Mitochondrial Calcium Trafficking: excitability, waves, and oscillations

Andrew Oster
Mathematical Biosciences Institute (MBI), The Ohio State University

(January 22, 2009 2:30 PM - 3:30 PM)

Mitochondrial Calcium Trafficking: excitability, waves, and oscillations

Abstract

Mitochondria have long been known to sequester cytosolic Ca$^{2+}$ and even to shape intracellular patterns of endoplasmic reticulum -based Ca$^{2+}$ signaling. Accumulating evidence suggests that the mitochondrial network is an excitable medium which can demonstrate Ca$^{2+}$ induced Ca$^{2+}$ release via the mitochondrial permeability transition. The role of this excitability remains unclear, but mitochondrial Ca$^{2+}$ handling appears to be a crucial element in diverse diseases as diabetes, neurodegeneration and cardiac dysfunction. We extend the modular Magnus-Keizer computational model for respiration-driven Ca$^{2+}$ handling to include a transition pore and we demonstrate both excitability and Ca$^{2+}$ wave propagation that is accompanied by depolarizations similar to those reported in cell preparations. These waves depend on the energy state of the mitochondria, as well as other elements of mitochondrial physiology.
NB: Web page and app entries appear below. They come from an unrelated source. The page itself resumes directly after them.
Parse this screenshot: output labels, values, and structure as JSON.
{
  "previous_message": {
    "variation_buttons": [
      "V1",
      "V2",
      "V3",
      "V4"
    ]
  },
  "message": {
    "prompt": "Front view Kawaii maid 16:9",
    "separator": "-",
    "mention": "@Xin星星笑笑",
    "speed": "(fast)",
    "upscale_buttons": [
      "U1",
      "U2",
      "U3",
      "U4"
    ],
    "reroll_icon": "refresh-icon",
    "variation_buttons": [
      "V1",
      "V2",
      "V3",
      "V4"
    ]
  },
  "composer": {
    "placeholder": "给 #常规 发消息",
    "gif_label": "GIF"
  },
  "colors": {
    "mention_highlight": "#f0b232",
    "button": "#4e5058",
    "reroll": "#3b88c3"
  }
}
Our results support the concept that mitochondria can transmit state dependent signals about their function in a spatially extended fashion.